[[ Extracted material, beginning ]]

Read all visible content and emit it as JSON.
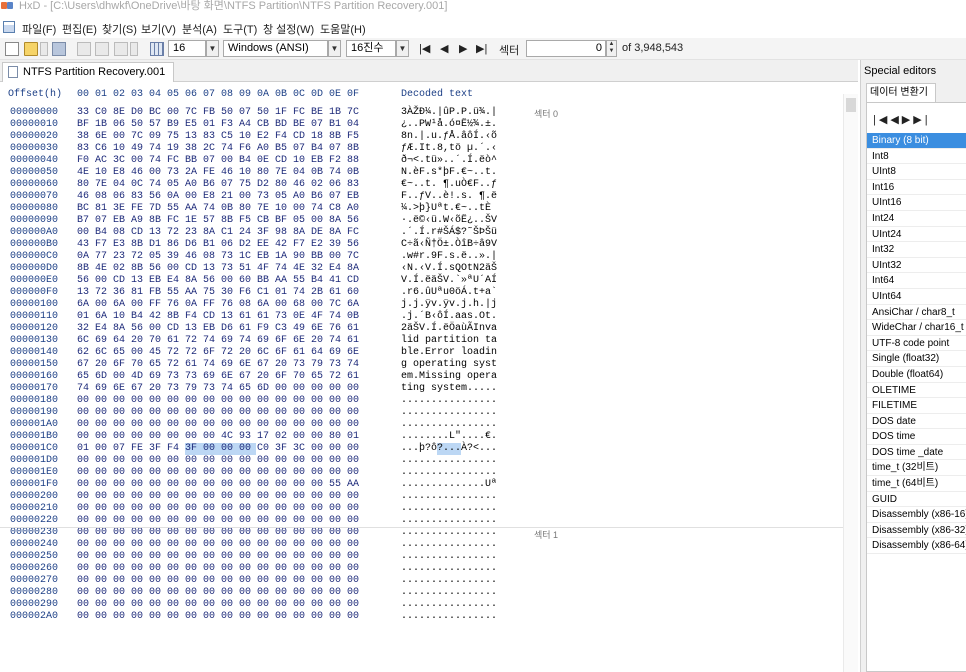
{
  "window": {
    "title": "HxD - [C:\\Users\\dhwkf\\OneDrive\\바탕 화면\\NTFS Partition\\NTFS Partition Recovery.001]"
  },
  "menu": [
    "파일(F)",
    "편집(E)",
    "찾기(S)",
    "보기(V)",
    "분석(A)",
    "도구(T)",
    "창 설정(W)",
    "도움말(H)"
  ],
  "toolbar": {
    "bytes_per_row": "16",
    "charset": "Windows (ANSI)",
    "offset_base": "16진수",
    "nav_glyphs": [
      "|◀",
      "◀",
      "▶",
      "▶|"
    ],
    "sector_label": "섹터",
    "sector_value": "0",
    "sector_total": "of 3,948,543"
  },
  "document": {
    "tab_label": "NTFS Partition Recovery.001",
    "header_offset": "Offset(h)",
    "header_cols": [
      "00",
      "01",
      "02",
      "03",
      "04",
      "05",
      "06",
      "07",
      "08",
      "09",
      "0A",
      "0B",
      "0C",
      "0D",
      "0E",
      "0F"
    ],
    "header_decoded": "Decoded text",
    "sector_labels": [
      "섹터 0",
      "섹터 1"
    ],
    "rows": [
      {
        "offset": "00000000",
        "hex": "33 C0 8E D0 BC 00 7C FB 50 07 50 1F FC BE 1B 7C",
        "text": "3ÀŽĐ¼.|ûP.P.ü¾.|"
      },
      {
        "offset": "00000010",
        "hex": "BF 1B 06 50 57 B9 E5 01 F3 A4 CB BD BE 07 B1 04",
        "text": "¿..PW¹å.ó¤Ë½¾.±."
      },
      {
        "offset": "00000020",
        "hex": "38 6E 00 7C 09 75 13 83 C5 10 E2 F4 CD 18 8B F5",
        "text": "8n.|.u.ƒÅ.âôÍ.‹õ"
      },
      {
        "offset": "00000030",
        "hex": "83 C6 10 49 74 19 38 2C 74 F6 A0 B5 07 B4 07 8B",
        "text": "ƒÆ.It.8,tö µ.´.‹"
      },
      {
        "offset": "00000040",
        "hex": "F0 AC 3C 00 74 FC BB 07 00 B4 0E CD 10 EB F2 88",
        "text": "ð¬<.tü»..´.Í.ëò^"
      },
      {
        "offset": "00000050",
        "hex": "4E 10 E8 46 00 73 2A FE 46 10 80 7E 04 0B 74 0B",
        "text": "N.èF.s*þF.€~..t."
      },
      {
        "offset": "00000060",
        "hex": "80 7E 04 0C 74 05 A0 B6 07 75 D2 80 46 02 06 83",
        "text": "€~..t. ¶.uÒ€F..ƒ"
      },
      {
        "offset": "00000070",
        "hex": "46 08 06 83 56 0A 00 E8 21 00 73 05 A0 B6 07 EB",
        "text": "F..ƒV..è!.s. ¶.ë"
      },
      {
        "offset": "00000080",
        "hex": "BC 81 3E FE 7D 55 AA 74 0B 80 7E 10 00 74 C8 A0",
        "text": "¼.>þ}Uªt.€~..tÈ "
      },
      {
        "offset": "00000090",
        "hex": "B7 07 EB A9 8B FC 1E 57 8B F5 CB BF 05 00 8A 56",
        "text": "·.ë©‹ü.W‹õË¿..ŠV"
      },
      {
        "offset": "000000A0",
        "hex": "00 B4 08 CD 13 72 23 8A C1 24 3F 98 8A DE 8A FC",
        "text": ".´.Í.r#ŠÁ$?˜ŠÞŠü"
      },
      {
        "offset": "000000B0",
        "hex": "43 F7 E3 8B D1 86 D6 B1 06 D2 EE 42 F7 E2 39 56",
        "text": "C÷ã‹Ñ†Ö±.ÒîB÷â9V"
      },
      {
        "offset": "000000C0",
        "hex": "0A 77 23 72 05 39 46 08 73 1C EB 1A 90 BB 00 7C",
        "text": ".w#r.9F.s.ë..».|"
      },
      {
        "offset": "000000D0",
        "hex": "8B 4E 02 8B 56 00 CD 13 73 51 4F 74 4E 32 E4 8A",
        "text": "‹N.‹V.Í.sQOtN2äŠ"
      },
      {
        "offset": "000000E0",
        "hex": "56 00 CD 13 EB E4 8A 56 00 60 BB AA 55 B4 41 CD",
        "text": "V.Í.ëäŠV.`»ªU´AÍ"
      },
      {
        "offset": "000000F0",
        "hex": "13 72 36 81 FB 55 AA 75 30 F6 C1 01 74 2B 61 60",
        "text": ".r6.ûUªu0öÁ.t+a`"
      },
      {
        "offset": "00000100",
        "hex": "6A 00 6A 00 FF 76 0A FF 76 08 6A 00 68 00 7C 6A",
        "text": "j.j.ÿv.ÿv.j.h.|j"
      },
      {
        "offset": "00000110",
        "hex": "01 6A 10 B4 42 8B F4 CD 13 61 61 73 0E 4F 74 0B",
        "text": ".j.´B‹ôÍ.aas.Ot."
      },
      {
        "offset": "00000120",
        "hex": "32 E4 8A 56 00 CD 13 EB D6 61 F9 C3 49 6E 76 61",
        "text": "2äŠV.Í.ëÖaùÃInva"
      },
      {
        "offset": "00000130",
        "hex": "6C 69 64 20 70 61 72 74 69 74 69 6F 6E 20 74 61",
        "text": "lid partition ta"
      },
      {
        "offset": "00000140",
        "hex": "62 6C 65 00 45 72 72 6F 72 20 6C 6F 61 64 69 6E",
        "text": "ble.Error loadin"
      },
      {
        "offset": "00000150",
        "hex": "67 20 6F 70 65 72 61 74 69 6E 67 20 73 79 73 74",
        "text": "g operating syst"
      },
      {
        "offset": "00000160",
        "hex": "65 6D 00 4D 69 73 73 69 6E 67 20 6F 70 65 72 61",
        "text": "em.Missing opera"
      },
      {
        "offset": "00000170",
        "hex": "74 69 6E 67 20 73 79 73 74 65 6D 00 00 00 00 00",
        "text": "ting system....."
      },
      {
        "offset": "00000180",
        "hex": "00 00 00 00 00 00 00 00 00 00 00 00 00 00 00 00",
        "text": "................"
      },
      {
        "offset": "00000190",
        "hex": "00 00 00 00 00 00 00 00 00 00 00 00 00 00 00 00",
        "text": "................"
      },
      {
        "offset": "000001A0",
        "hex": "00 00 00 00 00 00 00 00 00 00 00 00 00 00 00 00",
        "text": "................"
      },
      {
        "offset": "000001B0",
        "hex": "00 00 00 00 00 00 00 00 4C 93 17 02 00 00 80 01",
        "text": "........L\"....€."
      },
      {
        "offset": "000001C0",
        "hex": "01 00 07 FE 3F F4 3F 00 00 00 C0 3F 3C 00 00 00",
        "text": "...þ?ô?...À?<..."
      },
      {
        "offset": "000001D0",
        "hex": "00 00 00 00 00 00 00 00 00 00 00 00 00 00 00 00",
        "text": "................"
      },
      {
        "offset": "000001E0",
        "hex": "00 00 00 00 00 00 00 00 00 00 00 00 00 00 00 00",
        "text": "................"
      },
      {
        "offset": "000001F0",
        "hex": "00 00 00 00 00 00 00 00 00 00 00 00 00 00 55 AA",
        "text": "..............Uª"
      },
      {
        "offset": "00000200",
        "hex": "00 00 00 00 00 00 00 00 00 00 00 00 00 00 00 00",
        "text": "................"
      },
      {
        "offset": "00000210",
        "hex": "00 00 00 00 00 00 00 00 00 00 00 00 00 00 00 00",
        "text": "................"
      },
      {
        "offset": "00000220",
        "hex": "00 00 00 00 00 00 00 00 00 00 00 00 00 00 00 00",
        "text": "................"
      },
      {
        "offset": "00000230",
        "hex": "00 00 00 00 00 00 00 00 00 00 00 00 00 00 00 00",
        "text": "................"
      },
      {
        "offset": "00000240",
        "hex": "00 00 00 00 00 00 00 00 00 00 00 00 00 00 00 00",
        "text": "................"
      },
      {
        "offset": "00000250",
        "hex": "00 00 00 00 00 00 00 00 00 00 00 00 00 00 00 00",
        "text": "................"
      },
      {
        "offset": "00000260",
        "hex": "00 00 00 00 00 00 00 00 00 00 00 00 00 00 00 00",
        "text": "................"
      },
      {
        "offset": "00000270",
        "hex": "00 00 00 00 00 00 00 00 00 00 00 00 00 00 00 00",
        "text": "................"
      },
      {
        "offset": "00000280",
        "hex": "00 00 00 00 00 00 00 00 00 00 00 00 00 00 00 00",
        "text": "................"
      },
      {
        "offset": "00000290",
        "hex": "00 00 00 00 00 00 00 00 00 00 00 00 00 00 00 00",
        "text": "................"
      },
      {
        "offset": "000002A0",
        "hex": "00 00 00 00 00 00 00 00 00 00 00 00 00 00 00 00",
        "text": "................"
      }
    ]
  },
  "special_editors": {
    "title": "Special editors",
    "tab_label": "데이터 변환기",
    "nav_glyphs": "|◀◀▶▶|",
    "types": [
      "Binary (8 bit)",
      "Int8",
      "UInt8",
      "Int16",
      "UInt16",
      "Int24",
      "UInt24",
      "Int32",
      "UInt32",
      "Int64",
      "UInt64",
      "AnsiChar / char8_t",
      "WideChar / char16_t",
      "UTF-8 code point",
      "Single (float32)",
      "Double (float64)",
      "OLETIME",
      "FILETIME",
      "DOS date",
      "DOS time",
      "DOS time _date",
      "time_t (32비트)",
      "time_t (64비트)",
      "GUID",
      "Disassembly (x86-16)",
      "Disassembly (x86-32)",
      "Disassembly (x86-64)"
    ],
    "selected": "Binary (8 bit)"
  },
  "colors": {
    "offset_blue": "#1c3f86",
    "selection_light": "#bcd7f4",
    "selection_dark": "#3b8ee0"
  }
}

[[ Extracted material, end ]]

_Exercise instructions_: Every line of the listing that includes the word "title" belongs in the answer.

_Exercise solution_:
    "title": "HxD - [C:\\Users\\dhwkf\\OneDrive\\바탕 화면\\NTFS Partition\\NTFS Partition Recovery.001]"
    "title": "Special editors",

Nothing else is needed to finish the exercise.